Recognizing and Treating Victims in Shock

article image
Photo by Pixabay/DarkoStojanovic

The Neighborhood Emergency Response Handbook (Ulysses Press, 2015) by Scott Finazzo helps tech communities to work together when a crisis happens. Finazzo helps his readers build emergency family plans, treating victims of natural disasters, and establishing a neighborhood emergency response team to keep the neighborhood safe. The following excerpt is his guide to recognizing and treating victims in shock.

The term “shock” can refer to wide range of medical conditions. It means and looks like different things to different people. One important thing to keep in mind is that shock is not an actual diagnosis. It is a symptom of a bigger problem that requires medical attention as soon as possible. Shock can be caused by numerous things, such as an allergic reaction, blood loss, or severe infection.

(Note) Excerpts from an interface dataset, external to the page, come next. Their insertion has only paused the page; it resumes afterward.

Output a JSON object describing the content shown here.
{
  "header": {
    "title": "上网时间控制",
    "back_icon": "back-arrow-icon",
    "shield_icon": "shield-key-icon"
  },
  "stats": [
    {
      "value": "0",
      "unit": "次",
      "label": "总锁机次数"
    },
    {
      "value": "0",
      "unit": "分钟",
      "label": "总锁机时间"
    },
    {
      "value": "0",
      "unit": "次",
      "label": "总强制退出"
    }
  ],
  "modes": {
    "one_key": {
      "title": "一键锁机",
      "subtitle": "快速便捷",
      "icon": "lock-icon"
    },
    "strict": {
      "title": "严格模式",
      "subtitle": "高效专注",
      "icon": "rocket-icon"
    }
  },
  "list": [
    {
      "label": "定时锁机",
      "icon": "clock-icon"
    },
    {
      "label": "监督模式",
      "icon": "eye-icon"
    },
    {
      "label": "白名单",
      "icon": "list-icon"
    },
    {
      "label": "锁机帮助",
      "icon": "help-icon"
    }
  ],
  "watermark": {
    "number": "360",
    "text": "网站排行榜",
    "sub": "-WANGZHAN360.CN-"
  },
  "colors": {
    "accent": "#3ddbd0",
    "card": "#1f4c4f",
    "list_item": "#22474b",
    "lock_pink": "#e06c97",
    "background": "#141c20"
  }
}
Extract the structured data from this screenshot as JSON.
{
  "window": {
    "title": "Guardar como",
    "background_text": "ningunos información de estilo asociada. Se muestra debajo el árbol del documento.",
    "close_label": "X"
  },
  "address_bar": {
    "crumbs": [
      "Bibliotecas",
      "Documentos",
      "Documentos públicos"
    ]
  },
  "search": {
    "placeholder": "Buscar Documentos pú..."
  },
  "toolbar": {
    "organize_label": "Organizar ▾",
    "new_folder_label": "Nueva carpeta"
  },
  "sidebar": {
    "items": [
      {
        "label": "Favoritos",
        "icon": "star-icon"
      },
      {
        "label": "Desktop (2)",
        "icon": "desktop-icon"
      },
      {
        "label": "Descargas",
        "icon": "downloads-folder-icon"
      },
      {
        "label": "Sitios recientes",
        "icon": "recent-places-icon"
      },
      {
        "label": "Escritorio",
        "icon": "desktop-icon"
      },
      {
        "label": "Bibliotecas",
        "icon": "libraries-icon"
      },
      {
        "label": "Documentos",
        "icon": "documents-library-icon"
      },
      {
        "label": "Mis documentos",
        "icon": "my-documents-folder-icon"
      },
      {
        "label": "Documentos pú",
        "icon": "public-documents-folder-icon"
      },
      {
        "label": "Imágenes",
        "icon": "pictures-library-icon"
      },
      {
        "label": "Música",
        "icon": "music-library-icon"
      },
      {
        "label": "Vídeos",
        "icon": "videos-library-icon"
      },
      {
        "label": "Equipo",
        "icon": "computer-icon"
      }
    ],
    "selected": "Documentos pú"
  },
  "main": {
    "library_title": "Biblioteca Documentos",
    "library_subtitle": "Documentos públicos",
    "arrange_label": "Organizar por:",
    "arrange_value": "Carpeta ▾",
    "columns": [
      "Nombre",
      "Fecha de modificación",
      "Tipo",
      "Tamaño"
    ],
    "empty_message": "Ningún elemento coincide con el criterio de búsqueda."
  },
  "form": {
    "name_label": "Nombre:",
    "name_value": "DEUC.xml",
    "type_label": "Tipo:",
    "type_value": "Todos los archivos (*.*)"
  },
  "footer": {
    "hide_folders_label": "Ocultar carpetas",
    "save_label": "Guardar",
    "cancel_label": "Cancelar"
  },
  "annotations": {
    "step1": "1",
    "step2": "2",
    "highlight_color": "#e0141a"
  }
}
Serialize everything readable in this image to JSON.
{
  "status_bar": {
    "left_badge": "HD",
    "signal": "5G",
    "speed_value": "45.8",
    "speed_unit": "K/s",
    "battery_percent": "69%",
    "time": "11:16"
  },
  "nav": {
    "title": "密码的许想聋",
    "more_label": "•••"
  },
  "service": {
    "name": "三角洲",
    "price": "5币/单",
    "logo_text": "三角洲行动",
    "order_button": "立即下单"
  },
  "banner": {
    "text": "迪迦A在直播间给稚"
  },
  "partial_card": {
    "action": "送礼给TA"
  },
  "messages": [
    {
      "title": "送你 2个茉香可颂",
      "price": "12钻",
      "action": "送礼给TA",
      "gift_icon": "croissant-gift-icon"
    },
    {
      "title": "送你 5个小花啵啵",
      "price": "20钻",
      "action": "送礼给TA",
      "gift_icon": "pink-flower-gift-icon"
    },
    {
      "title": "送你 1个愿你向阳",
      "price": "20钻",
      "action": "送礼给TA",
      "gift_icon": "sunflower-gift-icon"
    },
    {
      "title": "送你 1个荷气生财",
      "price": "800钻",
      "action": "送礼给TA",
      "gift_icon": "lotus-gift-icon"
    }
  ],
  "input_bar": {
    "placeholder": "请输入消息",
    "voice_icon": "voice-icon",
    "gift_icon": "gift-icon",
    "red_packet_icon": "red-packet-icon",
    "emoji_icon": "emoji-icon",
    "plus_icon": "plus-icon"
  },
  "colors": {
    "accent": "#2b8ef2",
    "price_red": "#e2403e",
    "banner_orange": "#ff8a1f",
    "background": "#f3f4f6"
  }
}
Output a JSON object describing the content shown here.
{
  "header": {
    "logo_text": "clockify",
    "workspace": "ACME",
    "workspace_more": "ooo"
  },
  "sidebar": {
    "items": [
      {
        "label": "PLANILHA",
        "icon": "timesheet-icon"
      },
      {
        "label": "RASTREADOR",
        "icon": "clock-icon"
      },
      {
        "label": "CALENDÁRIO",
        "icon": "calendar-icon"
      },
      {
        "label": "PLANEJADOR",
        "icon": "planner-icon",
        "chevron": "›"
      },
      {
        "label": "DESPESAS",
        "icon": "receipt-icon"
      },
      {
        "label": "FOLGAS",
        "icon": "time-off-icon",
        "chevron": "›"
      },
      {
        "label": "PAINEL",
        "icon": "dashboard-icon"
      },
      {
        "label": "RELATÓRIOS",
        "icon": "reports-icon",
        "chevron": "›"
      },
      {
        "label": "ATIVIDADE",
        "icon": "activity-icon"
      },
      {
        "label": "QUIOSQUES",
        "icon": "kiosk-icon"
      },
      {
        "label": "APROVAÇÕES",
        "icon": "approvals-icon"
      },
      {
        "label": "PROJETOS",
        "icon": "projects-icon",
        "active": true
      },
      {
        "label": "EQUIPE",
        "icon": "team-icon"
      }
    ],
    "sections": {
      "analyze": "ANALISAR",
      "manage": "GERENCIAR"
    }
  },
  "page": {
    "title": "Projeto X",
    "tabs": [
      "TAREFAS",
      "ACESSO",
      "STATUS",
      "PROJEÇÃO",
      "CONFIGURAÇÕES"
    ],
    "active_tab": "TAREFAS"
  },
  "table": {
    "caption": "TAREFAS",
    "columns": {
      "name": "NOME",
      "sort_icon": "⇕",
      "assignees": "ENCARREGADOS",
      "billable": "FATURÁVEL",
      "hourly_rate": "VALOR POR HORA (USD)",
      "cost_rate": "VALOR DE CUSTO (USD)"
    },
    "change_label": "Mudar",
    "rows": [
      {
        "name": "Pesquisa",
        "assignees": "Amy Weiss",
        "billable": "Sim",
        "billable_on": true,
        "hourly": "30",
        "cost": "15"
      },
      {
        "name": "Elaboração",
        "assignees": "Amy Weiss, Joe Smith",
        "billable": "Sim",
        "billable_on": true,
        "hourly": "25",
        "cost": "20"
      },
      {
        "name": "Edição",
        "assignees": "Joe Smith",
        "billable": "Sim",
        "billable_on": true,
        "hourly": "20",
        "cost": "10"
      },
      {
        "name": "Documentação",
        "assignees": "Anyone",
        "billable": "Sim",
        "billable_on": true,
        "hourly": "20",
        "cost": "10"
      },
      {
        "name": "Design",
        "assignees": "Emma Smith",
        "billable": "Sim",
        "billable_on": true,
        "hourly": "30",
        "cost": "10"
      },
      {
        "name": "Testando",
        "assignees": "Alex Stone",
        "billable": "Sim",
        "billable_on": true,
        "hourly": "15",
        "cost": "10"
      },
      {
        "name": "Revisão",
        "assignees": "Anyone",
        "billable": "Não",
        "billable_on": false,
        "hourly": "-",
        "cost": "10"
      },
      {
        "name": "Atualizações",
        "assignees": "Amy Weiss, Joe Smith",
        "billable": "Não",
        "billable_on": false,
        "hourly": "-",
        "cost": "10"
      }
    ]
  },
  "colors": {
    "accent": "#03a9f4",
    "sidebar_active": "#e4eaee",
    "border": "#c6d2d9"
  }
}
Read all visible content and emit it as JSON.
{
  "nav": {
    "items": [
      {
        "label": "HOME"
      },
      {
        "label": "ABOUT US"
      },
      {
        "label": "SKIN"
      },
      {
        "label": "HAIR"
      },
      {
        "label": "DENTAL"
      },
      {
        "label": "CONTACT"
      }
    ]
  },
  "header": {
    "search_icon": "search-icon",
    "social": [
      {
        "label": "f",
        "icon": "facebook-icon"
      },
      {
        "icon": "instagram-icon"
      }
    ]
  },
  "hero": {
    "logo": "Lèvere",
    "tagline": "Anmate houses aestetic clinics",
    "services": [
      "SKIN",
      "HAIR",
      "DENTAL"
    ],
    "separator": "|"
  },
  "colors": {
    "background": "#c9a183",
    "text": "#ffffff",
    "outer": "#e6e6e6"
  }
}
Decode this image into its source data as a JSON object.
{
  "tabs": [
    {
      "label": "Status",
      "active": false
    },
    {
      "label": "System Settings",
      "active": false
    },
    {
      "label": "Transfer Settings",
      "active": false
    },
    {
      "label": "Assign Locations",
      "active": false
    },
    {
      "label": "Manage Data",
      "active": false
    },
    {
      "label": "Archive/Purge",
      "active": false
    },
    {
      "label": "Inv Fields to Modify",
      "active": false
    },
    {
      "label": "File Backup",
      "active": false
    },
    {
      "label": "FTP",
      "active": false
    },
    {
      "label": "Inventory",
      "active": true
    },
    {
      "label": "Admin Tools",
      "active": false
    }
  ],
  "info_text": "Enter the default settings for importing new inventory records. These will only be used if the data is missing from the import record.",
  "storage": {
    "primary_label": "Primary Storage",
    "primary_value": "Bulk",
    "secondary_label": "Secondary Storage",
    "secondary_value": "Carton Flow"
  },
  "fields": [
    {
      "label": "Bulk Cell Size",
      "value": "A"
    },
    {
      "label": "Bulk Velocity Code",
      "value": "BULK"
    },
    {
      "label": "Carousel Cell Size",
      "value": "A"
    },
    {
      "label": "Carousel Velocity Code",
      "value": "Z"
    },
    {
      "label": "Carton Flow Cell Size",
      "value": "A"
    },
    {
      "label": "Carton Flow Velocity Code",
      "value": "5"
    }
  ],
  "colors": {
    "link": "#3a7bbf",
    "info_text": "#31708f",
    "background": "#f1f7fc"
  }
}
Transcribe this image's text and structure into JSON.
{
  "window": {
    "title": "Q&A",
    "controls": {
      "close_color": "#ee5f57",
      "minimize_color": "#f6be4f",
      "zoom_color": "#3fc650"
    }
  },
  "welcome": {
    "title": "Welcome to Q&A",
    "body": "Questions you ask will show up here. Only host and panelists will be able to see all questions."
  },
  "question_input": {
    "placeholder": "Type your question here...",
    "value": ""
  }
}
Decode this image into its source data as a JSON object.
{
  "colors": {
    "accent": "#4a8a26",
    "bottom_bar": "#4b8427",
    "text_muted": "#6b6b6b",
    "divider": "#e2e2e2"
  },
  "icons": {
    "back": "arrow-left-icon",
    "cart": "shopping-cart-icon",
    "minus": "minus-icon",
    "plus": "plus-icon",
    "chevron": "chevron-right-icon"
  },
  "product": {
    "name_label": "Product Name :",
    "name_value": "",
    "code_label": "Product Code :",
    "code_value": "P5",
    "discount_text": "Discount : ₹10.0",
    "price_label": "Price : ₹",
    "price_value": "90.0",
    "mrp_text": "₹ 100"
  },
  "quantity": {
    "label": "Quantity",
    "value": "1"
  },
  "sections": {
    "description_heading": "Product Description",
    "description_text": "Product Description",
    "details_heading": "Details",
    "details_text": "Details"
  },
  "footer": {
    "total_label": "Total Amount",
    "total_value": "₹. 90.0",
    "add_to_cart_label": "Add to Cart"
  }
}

Basically, it occurs when, for whatever reason, blood flow or blood volume is not sufficient to meet the needs of the body.

Shock Recognition

• Early Stages
• Cool/sweaty skin
• Rapid pulse
• Anxiety
• Late Stages
• Weakness/dizziness
• Nausea/vomiting
• Rapid/shallow breathing
• Confusion
• Thirst
• Weakening pulse
• Cyanosis (blue around the lips and fingers)
• Loss of consciousness

Shock Treatment

• Lay the victim supine (on their back)
• Evaluate their ABCs
• Control bleeding if necessary
• Elevate the feet 6 to 12 inches
• Loosen clothing
• Provide cooling or warmth to make the victim comfortable
• Seek professional medical care as soon as possible

More from: The Neighborhood Emergency Response Handbook

Pet Precautions for a Natural Disaster

Reprinted with permission from The Neighborhood Emergency Response Handbook (2015), by Scott Finazzo and published by Ulysses Press.